Bottom Line: There is a great amount of confusion as to the recent steps the Iraqi Kurds have taken with Turkey towards oil and gas independence from the Iraqi central authorities in Baghdad. This story can be spun in different ways—but what appears to be the reality is that the Kurds are getting what they want, and helping Baghdad maintain its dignity from the losing side of this battle.
Recommendation: The Turkey-KRG energy deal is a done deal—despite the official, purposeful “confusion.” Baghdad cannot stop this momentum, and the Turks and the Kurds are keen to let Baghdad restore some of its lost dignity over the issue by affording it some sense of control, which is now the only way to resolve the crisis without a conflict.
Analysis: The big news last week was that the Kurds in the semi-autonomous Kurdistan Regional Government (KRG) finally signed a landmark energy agreement with Turkey. As usual, this announcement came with varying interpretations and predictably varying statements from officials in Ankara, Erbil and Baghdad. Some said no such agreement was actually signed; others that it was a done deal; still others that parts of the agreement have been signed off on while other parts have yet to be resolved. The deal—in whatever state it is in currently—will allow the KRG to independently export its crude oil directly to Iraq by the end of this year, via a new pipeline built for that purpose. The affirming and denying statements of officials is the result of Turkey’s desire to somehow balance its new relations with the Kurds and its relations with Baghdad, which it does not wish to destroy permanently.
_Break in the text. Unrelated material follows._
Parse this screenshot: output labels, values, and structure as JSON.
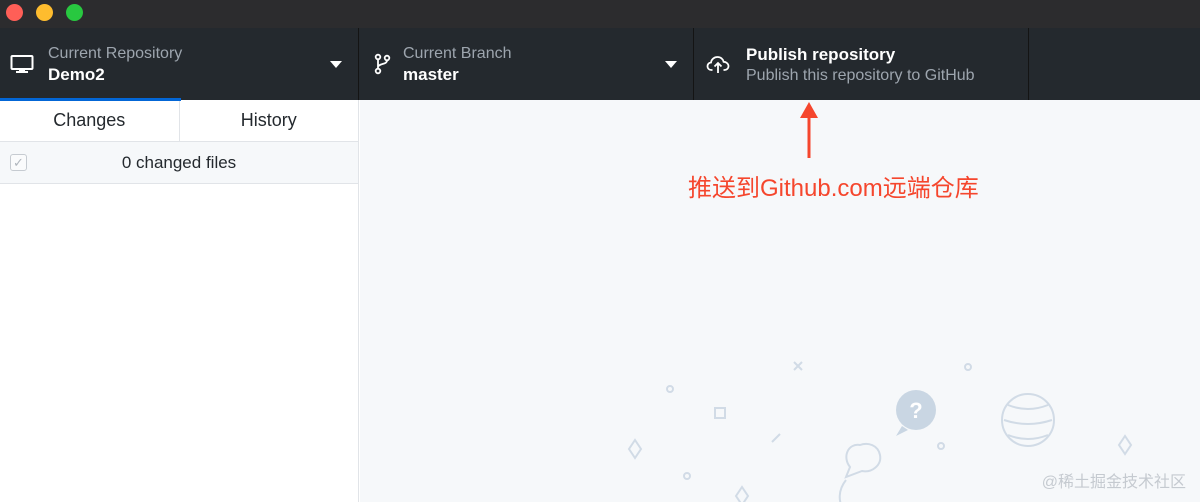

This week, the big news is that the Kurds have agreed to let Baghdad control the crude the KRG exports to Turkey and to manage the revenues. The details of this side deal are vague at best—and are intended to be. Baghdad will not be controlling anything, but it will at least be given the sense that it is to some extent. The plan apparently involves the KRG’s use of a metering system for its exports, which will be operated by the oil ministry in Baghdad, according to Baghdad’s version of this story. In addition, the Kurds have agreed to put the revenues from these exploits into a UN-administered account in order to share the revenues with Baghdad. If all goes well, we could see the Kurds resume exports through the Baghdad-run pipeline to Turkey as well, which were stopped in December over Baghdad’s refusal to pay arrears to foreign oil companies who signed deals with the Kurds, bypassing the central authorities.